Early in World War II, at the Sperry Gyroscope Company as senior metallurgist , and also as a "dollar-a-year" consultant with The War Production Board (WPB), Wayne Martin developed two National Emergency (N.E.) aluminium casting alloys (319, 380). Ninety-five percent of aluminium castings are made of these two alloys. Sixty million pounds monthly of this aluminium alloy is currently used to produce the modern automobile.
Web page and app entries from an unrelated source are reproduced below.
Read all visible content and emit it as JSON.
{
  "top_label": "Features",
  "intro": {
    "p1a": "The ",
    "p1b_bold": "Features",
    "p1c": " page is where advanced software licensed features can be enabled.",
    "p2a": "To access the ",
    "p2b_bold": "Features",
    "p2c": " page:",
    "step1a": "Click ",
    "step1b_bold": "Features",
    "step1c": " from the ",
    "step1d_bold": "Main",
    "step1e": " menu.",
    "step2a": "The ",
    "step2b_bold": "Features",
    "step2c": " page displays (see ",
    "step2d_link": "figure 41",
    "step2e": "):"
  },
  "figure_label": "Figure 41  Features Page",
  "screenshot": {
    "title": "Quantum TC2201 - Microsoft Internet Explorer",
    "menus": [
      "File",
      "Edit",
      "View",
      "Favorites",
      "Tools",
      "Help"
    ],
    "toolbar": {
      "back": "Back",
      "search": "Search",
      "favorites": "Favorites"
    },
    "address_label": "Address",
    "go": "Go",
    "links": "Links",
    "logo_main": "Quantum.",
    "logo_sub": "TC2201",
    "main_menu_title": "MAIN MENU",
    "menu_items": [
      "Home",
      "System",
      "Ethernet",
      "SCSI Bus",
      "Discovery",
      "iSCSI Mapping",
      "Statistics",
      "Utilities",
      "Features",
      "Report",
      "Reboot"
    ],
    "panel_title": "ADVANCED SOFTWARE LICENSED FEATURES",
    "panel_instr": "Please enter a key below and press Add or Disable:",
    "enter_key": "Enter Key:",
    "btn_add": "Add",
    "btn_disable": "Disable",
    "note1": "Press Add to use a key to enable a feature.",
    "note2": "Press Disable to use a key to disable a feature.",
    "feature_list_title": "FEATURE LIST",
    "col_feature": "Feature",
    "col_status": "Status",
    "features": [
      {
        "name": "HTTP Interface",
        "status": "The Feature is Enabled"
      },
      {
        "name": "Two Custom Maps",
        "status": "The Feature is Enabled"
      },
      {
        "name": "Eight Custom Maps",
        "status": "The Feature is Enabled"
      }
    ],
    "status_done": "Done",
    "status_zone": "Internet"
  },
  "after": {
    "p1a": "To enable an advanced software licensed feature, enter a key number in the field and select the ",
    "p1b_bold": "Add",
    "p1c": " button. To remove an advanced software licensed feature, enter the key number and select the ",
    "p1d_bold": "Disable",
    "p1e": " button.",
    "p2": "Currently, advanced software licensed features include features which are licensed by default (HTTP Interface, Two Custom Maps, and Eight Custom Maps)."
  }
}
At end of World War II, the Beryllium Corporation was stuck with a plant owned by the Atomic Energy Commission for which they wanted a peace-time use. Wayne suggested that it be used to make potassium titanium fluoride. The entire aluminium industry uses it to grain-refine aluminium. After its return to the Atomic Energy Commission, Henry Kawecki, Wayne's friend, formed the Kawecki Chemical Company to manufacture potassium fluoride, becoming a multimillion dollar firm, all on Wayne's ideas.
In 1950 Wayne Martin helped to place aluminium/magneisum alloy (AL MG 35) for which there was a large market. In 1960 he developed another aluminium alloy (Precedent 71) which, over a period of 20 years, made his employer, U.S. Reduction Company, a great deal of money.
Wayne retired in 1979, becoming a salesman with The Southern aluminium Casting Company of Bay Minette, Alabama. Thereafter each retirement led to further consulting jobs, so he never truly retired. Indeed, right up until his death, he was still in demand as a troubleshooter, speaker and panelist among metallurgists in the aluminium industry.
So why is a Chemical Engineer who invented important metal alloys featured as a consultant in medicine?
Although the great American depression had steered him elsewhere for survival's sake, he never lost touch with medicine. His enquiring mind synthesized many medical articles and research papers to bring to light remarkable treatments in heart, cancer, and other medical problems.
In one example from years gone by, in 1963 Wayne organized the Nutrition Research Products Company dedicated to doing something about the 600,000 deaths each year from heart attacks. His idea was carried to The Royal College of Surgeons and The National Heart Hospital in London, England, where Nutrition Research Products Company spent $200,000, and proved that his ideas were effective in preventing heart disease.
His thinking frequently about medical treatment has been reported in Townsend Letter for Doctors & Patients and other medical journals. He was the Townsend Letter's most prolific contributor.
In 1977, Wayne Martin published a book, 'MEDICAL HEROES AND HERETICS', about the many scientists over the centuries who have been scorned, vilified and had their lives ruined only to be proved right in the end.
Wayne Martin, lived with his wife, Betty, in Fairhope, Alabama, until his death on 12 May 2006. He is survived by Betty , two children and two grandchildren.